• **Directions**
Your answer must be the records below, given again exactly, with no pictures in it.

[Dataset rows describing interfaces]

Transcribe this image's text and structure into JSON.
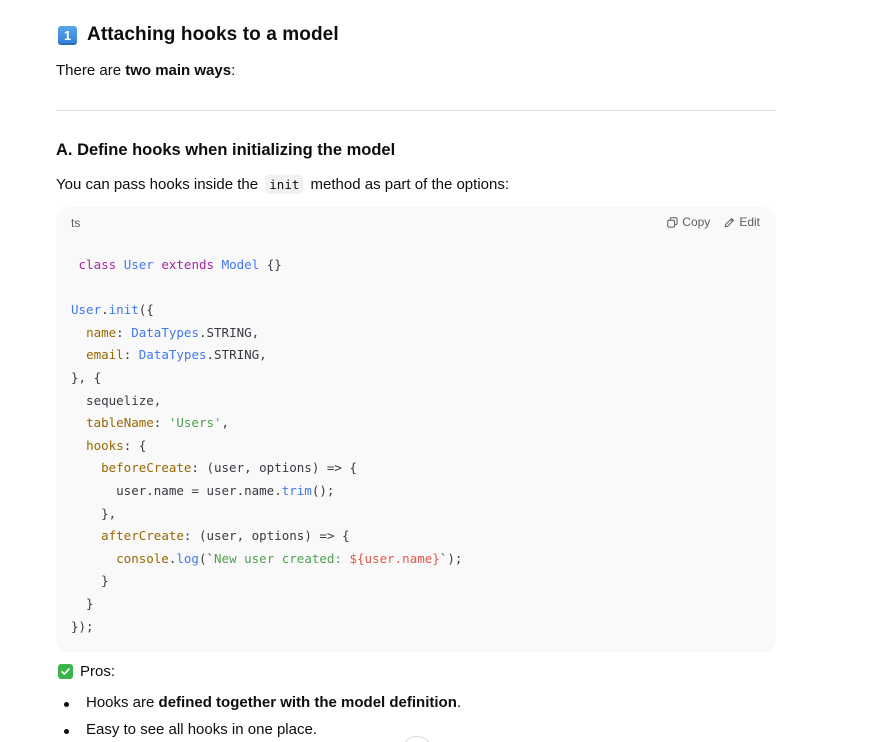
{
  "section": {
    "number_icon": "keycap-1",
    "title": "Attaching hooks to a model",
    "intro_prefix": "There are ",
    "intro_bold": "two main ways",
    "intro_suffix": ":"
  },
  "subsection": {
    "title": "A. Define hooks when initializing the model",
    "para_before": "You can pass hooks inside the ",
    "inline_code": "init",
    "para_after": " method as part of the options:"
  },
  "codeblock": {
    "language": "ts",
    "copy_label": "Copy",
    "edit_label": "Edit",
    "lines": [
      " class User extends Model {}",
      "",
      "User.init({",
      "  name: DataTypes.STRING,",
      "  email: DataTypes.STRING,",
      "}, {",
      "  sequelize,",
      "  tableName: 'Users',",
      "  hooks: {",
      "    beforeCreate: (user, options) => {",
      "      user.name = user.name.trim();",
      "    },",
      "    afterCreate: (user, options) => {",
      "      console.log(`New user created: ${user.name}`);",
      "    }",
      "  }",
      "});"
    ]
  },
  "pros": {
    "label": "Pros:",
    "items": [
      {
        "prefix": "Hooks are ",
        "bold": "defined together with the model definition",
        "suffix": "."
      },
      {
        "prefix": "Easy to see all hooks in one place.",
        "bold": "",
        "suffix": ""
      }
    ]
  },
  "colors": {
    "keyword": "#a626a4",
    "type": "#4078f2",
    "property": "#986801",
    "string": "#50a14f",
    "template_expr": "#e45649"
  }
}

• **Result of this task**
Transcribe this image's text and structure into JSON.
{
  "section": {
    "number_icon": "keycap-1",
    "title": "Attaching hooks to a model",
    "intro_prefix": "There are ",
    "intro_bold": "two main ways",
    "intro_suffix": ":"
  },
  "subsection": {
    "title": "A. Define hooks when initializing the model",
    "para_before": "You can pass hooks inside the ",
    "inline_code": "init",
    "para_after": " method as part of the options:"
  },
  "codeblock": {
    "language": "ts",
    "copy_label": "Copy",
    "edit_label": "Edit",
    "lines": [
      " class User extends Model {}",
      "",
      "User.init({",
      "  name: DataTypes.STRING,",
      "  email: DataTypes.STRING,",
      "}, {",
      "  sequelize,",
      "  tableName: 'Users',",
      "  hooks: {",
      "    beforeCreate: (user, options) => {",
      "      user.name = user.name.trim();",
      "    },",
      "    afterCreate: (user, options) => {",
      "      console.log(`New user created: ${user.name}`);",
      "    }",
      "  }",
      "});"
    ]
  },
  "pros": {
    "label": "Pros:",
    "items": [
      {
        "prefix": "Hooks are ",
        "bold": "defined together with the model definition",
        "suffix": "."
      },
      {
        "prefix": "Easy to see all hooks in one place.",
        "bold": "",
        "suffix": ""
      }
    ]
  },
  "colors": {
    "keyword": "#a626a4",
    "type": "#4078f2",
    "property": "#986801",
    "string": "#50a14f",
    "template_expr": "#e45649"
  }
}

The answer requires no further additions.